TASK: Count the lines below that hold "sushil". Give the number without comment.

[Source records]

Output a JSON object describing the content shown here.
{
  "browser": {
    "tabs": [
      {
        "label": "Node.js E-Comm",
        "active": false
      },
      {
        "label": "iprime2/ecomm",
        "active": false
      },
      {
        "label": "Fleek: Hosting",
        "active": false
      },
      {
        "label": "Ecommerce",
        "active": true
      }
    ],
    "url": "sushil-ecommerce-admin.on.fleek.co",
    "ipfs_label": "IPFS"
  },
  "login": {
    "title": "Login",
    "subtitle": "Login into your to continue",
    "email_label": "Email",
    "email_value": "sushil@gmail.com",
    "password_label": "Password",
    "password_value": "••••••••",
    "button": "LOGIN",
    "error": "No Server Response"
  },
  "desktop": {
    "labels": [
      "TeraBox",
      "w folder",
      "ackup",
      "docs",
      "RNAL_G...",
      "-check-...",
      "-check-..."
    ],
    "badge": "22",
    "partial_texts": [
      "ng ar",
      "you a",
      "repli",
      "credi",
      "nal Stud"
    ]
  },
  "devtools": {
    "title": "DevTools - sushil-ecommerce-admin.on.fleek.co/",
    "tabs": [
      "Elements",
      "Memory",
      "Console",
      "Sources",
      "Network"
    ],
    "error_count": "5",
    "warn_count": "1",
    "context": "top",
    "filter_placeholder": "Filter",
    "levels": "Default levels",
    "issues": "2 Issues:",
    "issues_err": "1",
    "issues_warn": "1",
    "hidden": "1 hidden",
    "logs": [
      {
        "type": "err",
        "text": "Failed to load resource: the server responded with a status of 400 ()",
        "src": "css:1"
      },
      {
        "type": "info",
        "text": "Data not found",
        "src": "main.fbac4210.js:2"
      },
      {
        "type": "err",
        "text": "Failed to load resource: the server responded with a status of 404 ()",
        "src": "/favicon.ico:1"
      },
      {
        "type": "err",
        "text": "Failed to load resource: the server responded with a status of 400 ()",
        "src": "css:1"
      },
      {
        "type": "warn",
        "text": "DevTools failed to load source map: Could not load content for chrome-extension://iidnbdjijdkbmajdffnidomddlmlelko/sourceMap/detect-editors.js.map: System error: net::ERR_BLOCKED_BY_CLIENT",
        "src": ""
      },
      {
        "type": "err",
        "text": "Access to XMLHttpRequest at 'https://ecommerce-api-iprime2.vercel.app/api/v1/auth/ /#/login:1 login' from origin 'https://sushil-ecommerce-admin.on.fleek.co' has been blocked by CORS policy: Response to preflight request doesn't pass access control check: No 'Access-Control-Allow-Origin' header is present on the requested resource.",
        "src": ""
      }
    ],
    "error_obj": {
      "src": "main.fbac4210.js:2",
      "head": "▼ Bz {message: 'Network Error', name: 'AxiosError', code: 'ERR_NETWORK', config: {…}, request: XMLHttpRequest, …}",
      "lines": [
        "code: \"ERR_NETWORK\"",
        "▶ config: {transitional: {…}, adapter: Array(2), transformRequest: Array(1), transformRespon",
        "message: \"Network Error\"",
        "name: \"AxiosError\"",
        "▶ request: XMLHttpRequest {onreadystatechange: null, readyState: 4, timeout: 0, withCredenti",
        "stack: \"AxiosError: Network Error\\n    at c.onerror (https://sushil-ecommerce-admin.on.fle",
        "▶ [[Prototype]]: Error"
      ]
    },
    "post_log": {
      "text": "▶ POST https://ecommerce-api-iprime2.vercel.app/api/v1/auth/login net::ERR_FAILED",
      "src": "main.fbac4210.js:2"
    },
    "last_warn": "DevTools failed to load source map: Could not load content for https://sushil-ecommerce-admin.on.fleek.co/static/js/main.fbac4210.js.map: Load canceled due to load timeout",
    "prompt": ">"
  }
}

RESPONSE BELOW: 6